Jonathan and his  aides have, in their turn,  taken Obasanjo to the cleaners. What has colour got to do with this purely  internal disputation which could equally well have happened in China, North Korea or Greece? If tomorrow – God forbid – there was to be  more unrest  in Nigeria than exists even now,  who could say that it is Nigeria as a country that is to blame, and not Jonathan and his clique, who have closed their ears to all good advice, and who continue to treat the nation’s wealth  as if it was manna from heaven that had fallen  into their  “blessed” laps? They are the only people God has chosen to  “bless” in Nigeria, abi? By the way, when General Murtala Mohammed was ruling Nigeria in 1975-76, was the country as dispirited as ti is today?
Why don’t those who run down Nigeria ever take that  short but enormously significant  period of excellent governance into account?
As elsewhere, there are people in Nigeria whose maxim is always: “Please, don’t rock  the boat!” One of these is the waverer  whom  Murtala overthrew, General Yakubu Gowon, another former head-of state, who has waded into the current dispute to warn both  Obasanjo and Jonathan  to guard their tongues, lest they demoralise the nation and cause further instability. What Gowon should rather be worrying about is not public criticism of one man by another, but how   the institutional arrangements in Nigeria tend to give too much power to the President, so that  if he chooses to, he can  exercise power in a manner derogatory to the true interests of the nation – without anyone being able to do anything about it.A propensity towards authoritarianism which even former authoritarians — like Obasanjo — find it hard to stomach!
Our own  problems in Ghana are relatively simpler, but they also stem from the same institutional weaknesses. We have given our President power to appoint  a total of nearly ninety repeat ninety Ministers and deputy Ministers! What do they do, for God’s sake ? They are mainly there because the President can appoint them and Parliament is full of his cronies, none of whom dares  to say him nay. (Don’t many MPs want to act sycophantic towards the President  so that they too can be given bigger  appointments)?



Ghana’s gutters continue to stink badly.
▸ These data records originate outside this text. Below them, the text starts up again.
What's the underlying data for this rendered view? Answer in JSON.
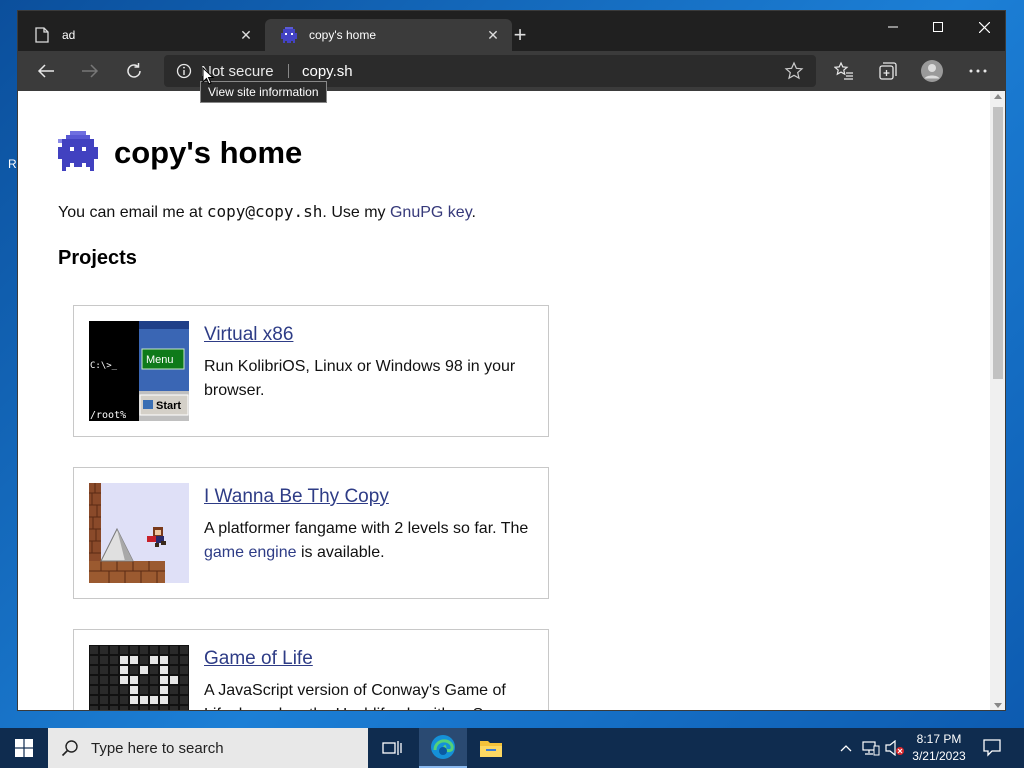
{
  "desktop": {
    "edge_letter": "R"
  },
  "browser": {
    "tabs": [
      {
        "title": "ad",
        "icon": "page-icon"
      },
      {
        "title": "copy's home",
        "icon": "copy-ghost-icon"
      }
    ],
    "address": {
      "security_text": "Not secure",
      "url": "copy.sh"
    },
    "tooltip": "View site information"
  },
  "page": {
    "title": "copy's home",
    "intro": {
      "prefix": "You can email me at ",
      "email": "copy@copy.sh",
      "middle": ". Use my ",
      "link": "GnuPG key",
      "suffix": "."
    },
    "projects_heading": "Projects",
    "projects": [
      {
        "title": "Virtual x86",
        "desc": "Run KolibriOS, Linux or Windows 98 in your browser.",
        "thumb": {
          "prompt": "C:\\>_",
          "root": "/root%",
          "menu": "Menu",
          "start": "Start"
        }
      },
      {
        "title": "I Wanna Be Thy Copy",
        "desc_prefix": "A platformer fangame with 2 levels so far. The ",
        "desc_link": "game engine",
        "desc_suffix": " is available."
      },
      {
        "title": "Game of Life",
        "desc": "A JavaScript version of Conway's Game of Life, based on the Hashlife algorithm. Source"
      }
    ]
  },
  "taskbar": {
    "search_placeholder": "Type here to search",
    "time": "8:17 PM",
    "date": "3/21/2023"
  },
  "colors": {
    "link": "#2e3c86",
    "titlebar": "#202020",
    "toolbar": "#3b3b3b",
    "taskbar": "#0f2c4f"
  }
}
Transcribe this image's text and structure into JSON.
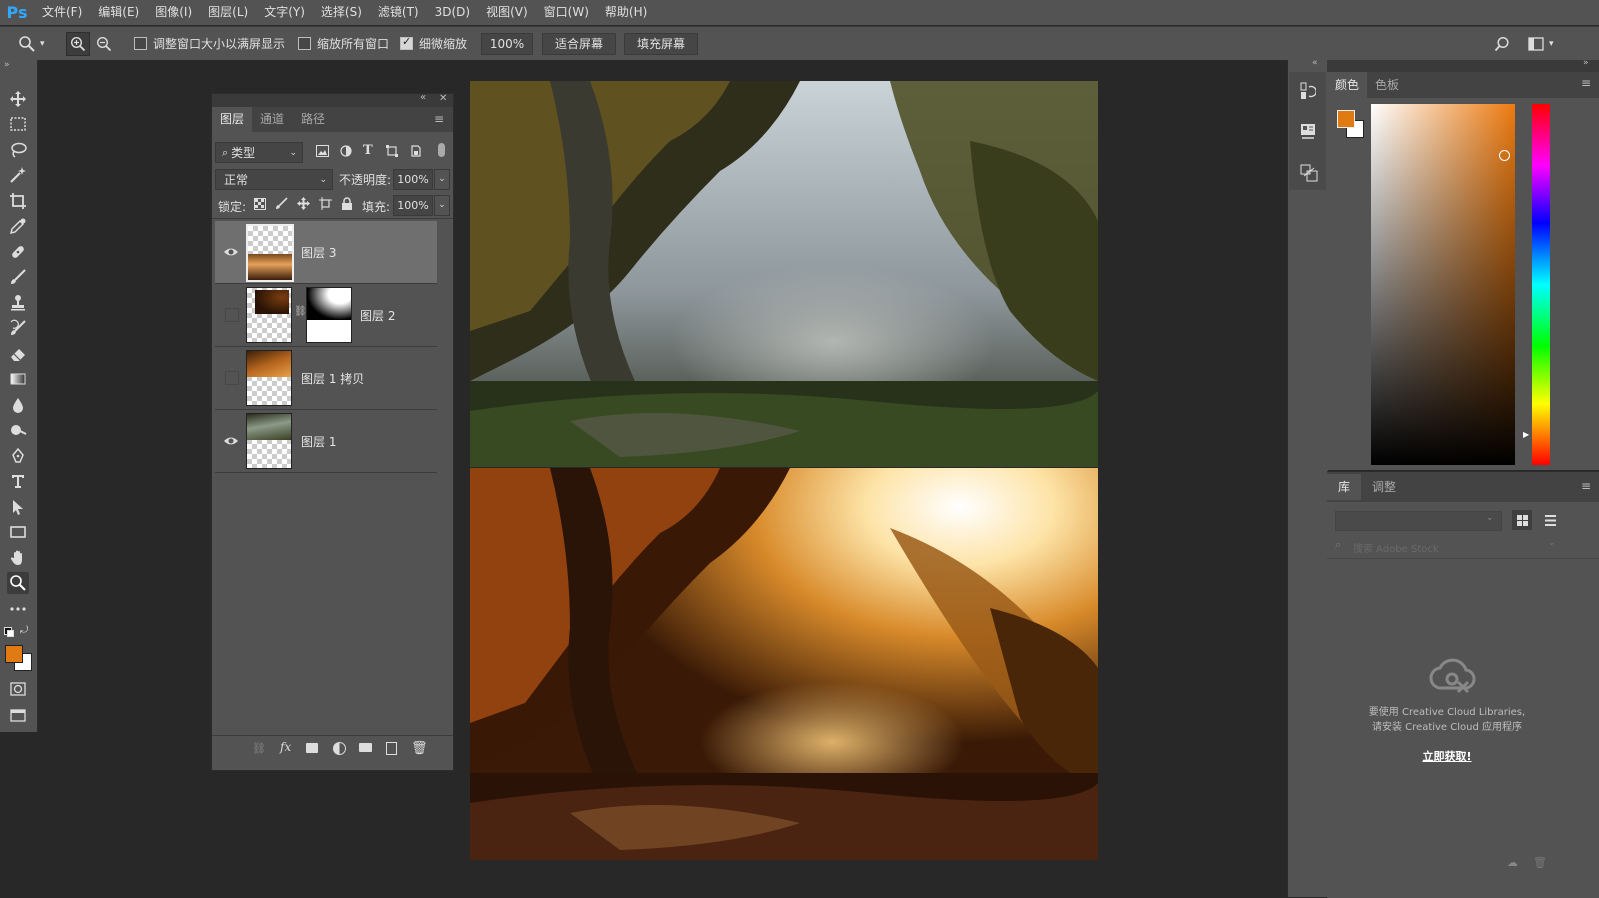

Our hospitals are turning into mortuaries.  Our schools – oh don’t let me cry! Our rivers, the sources of our very God-given life, are being killed off steadily by the prevalence of galamsey. Can a society be stable if its rulers  do not care  that such provocatively poisonous  conditions  continue to exist?

It is not  our skin  colour that makes our rulers behave in such a manner. They were handed  situations on a golden platter, and they have taken full advantage of their booty. Our problem is how to shake them up without  destroying the body politic itself. If they would but accept responsibility for their actions — and more importantly, their inaction — half our problem would be laid to rest. But they are like the proverbial gourd: if you don’t kick it, it won’t open up!
But we mustn’t give up.We can begin by picking the President and his Ministers up on their shortcomings. Write letters to them. If they don’t reply to you, never mind. Keep writing to remind them io what you said earlier. Call the radio stations.  The President and his Ministers  may not show you that they care, but I tell you their confidence will be eroded and  they will go to bed each night a little less peacefully  than they did  the previous night. 
For, as the cliché tells us, “The voice of the people is the voice if God!” And God, they say,  works in mysterious ways….